--- Problem to work on ---
Restate the whole listing word for word, missing no line.

--- Input records ---

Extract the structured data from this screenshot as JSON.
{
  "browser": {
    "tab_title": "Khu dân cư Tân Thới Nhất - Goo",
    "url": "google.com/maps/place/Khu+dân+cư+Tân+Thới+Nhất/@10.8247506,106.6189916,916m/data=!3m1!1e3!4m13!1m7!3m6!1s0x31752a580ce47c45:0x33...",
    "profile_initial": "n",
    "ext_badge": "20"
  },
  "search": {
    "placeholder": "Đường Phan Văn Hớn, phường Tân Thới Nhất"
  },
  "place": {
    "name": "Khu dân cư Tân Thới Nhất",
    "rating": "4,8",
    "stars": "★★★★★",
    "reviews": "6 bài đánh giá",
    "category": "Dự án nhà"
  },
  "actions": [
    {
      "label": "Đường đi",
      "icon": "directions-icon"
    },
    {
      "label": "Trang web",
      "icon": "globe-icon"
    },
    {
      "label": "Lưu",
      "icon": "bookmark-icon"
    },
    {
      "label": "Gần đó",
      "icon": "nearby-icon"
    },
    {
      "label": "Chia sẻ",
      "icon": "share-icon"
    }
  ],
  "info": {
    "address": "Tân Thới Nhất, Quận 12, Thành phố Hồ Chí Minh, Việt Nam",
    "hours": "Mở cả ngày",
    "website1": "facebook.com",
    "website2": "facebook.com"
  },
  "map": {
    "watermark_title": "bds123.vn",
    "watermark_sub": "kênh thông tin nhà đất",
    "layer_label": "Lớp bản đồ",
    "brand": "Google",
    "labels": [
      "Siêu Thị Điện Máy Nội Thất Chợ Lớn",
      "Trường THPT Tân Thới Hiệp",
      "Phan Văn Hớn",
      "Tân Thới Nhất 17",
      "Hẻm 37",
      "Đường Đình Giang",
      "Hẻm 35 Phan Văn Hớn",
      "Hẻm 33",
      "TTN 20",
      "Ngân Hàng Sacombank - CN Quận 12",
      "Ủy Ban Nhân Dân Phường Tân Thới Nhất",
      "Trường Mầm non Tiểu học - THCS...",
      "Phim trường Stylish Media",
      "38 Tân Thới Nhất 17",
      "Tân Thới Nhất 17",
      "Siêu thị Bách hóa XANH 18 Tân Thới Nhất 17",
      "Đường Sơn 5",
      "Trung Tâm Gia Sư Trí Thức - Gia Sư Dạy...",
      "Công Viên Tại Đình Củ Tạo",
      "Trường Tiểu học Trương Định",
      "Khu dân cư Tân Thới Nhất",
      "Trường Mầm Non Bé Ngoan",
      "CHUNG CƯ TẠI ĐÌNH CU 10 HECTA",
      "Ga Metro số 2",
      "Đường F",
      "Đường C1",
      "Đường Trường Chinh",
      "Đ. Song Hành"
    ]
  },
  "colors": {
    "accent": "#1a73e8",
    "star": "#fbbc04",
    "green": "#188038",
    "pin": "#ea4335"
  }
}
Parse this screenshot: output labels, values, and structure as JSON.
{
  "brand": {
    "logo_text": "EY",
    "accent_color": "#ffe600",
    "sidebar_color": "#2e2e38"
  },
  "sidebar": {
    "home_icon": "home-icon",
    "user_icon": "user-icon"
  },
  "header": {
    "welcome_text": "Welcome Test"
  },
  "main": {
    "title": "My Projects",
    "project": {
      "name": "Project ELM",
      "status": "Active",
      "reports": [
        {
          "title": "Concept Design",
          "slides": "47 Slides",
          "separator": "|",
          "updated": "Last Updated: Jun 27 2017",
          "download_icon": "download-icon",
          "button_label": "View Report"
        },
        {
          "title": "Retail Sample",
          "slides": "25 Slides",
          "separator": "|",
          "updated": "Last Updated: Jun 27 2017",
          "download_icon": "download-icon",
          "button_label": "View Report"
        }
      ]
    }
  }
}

--- Solution to the problem ---
Extract the structured data from this screenshot as JSON.
{
  "browser": {
    "tab_title": "Khu dân cư Tân Thới Nhất - Goo",
    "url": "google.com/maps/place/Khu+dân+cư+Tân+Thới+Nhất/@10.8247506,106.6189916,916m/data=!3m1!1e3!4m13!1m7!3m6!1s0x31752a580ce47c45:0x33...",
    "profile_initial": "n",
    "ext_badge": "20"
  },
  "search": {
    "placeholder": "Đường Phan Văn Hớn, phường Tân Thới Nhất"
  },
  "place": {
    "name": "Khu dân cư Tân Thới Nhất",
    "rating": "4,8",
    "stars": "★★★★★",
    "reviews": "6 bài đánh giá",
    "category": "Dự án nhà"
  },
  "actions": [
    {
      "label": "Đường đi",
      "icon": "directions-icon"
    },
    {
      "label": "Trang web",
      "icon": "globe-icon"
    },
    {
      "label": "Lưu",
      "icon": "bookmark-icon"
    },
    {
      "label": "Gần đó",
      "icon": "nearby-icon"
    },
    {
      "label": "Chia sẻ",
      "icon": "share-icon"
    }
  ],
  "info": {
    "address": "Tân Thới Nhất, Quận 12, Thành phố Hồ Chí Minh, Việt Nam",
    "hours": "Mở cả ngày",
    "website1": "facebook.com",
    "website2": "facebook.com"
  },
  "map": {
    "watermark_title": "bds123.vn",
    "watermark_sub": "kênh thông tin nhà đất",
    "layer_label": "Lớp bản đồ",
    "brand": "Google",
    "labels": [
      "Siêu Thị Điện Máy Nội Thất Chợ Lớn",
      "Trường THPT Tân Thới Hiệp",
      "Phan Văn Hớn",
      "Tân Thới Nhất 17",
      "Hẻm 37",
      "Đường Đình Giang",
      "Hẻm 35 Phan Văn Hớn",
      "Hẻm 33",
      "TTN 20",
      "Ngân Hàng Sacombank - CN Quận 12",
      "Ủy Ban Nhân Dân Phường Tân Thới Nhất",
      "Trường Mầm non Tiểu học - THCS...",
      "Phim trường Stylish Media",
      "38 Tân Thới Nhất 17",
      "Tân Thới Nhất 17",
      "Siêu thị Bách hóa XANH 18 Tân Thới Nhất 17",
      "Đường Sơn 5",
      "Trung Tâm Gia Sư Trí Thức - Gia Sư Dạy...",
      "Công Viên Tại Đình Củ Tạo",
      "Trường Tiểu học Trương Định",
      "Khu dân cư Tân Thới Nhất",
      "Trường Mầm Non Bé Ngoan",
      "CHUNG CƯ TẠI ĐÌNH CU 10 HECTA",
      "Ga Metro số 2",
      "Đường F",
      "Đường C1",
      "Đường Trường Chinh",
      "Đ. Song Hành"
    ]
  },
  "colors": {
    "accent": "#1a73e8",
    "star": "#fbbc04",
    "green": "#188038",
    "pin": "#ea4335"
  }
}
Parse this screenshot: output labels, values, and structure as JSON.
{
  "brand": {
    "logo_text": "EY",
    "accent_color": "#ffe600",
    "sidebar_color": "#2e2e38"
  },
  "sidebar": {
    "home_icon": "home-icon",
    "user_icon": "user-icon"
  },
  "header": {
    "welcome_text": "Welcome Test"
  },
  "main": {
    "title": "My Projects",
    "project": {
      "name": "Project ELM",
      "status": "Active",
      "reports": [
        {
          "title": "Concept Design",
          "slides": "47 Slides",
          "separator": "|",
          "updated": "Last Updated: Jun 27 2017",
          "download_icon": "download-icon",
          "button_label": "View Report"
        },
        {
          "title": "Retail Sample",
          "slides": "25 Slides",
          "separator": "|",
          "updated": "Last Updated: Jun 27 2017",
          "download_icon": "download-icon",
          "button_label": "View Report"
        }
      ]
    }
  }
}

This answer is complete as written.